However, we're not just serving great booze here in Pittsburgh ... we're also making it. In addition to some folks who make award-winning vodka, we've got a brand-spankin' new whiskey distiller. Located right outside downtown in the Strip District, Wigle Whiskey is currently turning out great un-aged rye and wheat whiskey, both of which are stocked by several of Pittsburgh's best eating & drinking joints.
Cocktail scholars and booze geeks alike know that Southwest Pennsylvania was ground zero for the Whiskey Rebellion, and Wigle takes its name from one notable participant (for the full story, visit the distillery and take the tour ... it's well worth it). In fact, whiskey production was once so widespread in Southwest PA that rye was frequently referred to as "Monongahela Rye" for the number of distilleries in the region surrounding one of Pittsburgh's three rivers. Thanks to Wigle, whiskey is once again being produced in our area.
As part of their plan to reintroduce Pittsburghers to their native spirit, the kind people at Wigle host monthly cocktail-making classes, and they recently asked me to swing by and pass along a few tips on how to make decent drinks. They also asked me to come up with an original cocktail using one of their whiskies, so my contribution for the evening was ...
2 oz. Wigle wheat whiskey
1 oz. Basil & black pepper syrup
.75 oz. Fresh lemon juice
Shake everything with ice and strain into chilled cocktail glass. Garnish with a basil leaf.
Basil & black pepper syrup:
1.5 cups demerara sugar
1 cup water
12-14 basil leaves, torn

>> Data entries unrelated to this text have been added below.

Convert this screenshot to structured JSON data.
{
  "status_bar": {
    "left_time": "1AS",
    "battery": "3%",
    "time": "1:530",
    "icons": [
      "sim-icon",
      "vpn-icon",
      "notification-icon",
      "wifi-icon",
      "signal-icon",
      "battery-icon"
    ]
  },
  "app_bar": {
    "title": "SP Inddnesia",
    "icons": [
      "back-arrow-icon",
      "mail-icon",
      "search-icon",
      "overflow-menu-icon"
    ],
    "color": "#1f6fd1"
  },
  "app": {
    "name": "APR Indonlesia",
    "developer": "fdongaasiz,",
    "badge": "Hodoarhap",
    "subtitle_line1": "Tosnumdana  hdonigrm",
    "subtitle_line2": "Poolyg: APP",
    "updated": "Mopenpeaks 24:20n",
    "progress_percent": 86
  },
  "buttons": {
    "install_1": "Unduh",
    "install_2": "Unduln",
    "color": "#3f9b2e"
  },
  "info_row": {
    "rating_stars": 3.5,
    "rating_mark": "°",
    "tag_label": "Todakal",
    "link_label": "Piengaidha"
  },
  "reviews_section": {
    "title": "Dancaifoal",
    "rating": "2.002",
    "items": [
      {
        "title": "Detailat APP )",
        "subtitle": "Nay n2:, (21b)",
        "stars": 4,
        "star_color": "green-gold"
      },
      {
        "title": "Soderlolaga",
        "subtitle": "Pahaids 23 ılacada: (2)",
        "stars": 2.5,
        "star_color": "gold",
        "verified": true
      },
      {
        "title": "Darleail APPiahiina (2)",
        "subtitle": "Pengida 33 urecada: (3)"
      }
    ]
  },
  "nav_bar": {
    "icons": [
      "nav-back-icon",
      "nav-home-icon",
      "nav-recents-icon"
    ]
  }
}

2 tsps. freshly-ground black pepper
Combine everything in a saucepan over low/medium heat and stir until sugar is dissolved (do not boil). Cover and let sit for 1 hour. Strain out the solids and refrigerate.
I waved this drink under the noses of the powers-that-be at Verde and they liked it enough to put it on the menu (If I haven't mentioned it already, the fine folks at Verde allow me behind the bar a few times a week to make drinks for people and otherwise molest their liquor supply. They're brave souls.)
So if you're somewhere in the general Pittsburgh area, swing by and grab an adult beverage.* And if you prefer the sudsy stuff, Verde also features locally-made beer from East End Brewing, Pennsylvania Brewing, and cider from Arsenal Cider House & Wine Cellar.
*Get some food too. It's really good.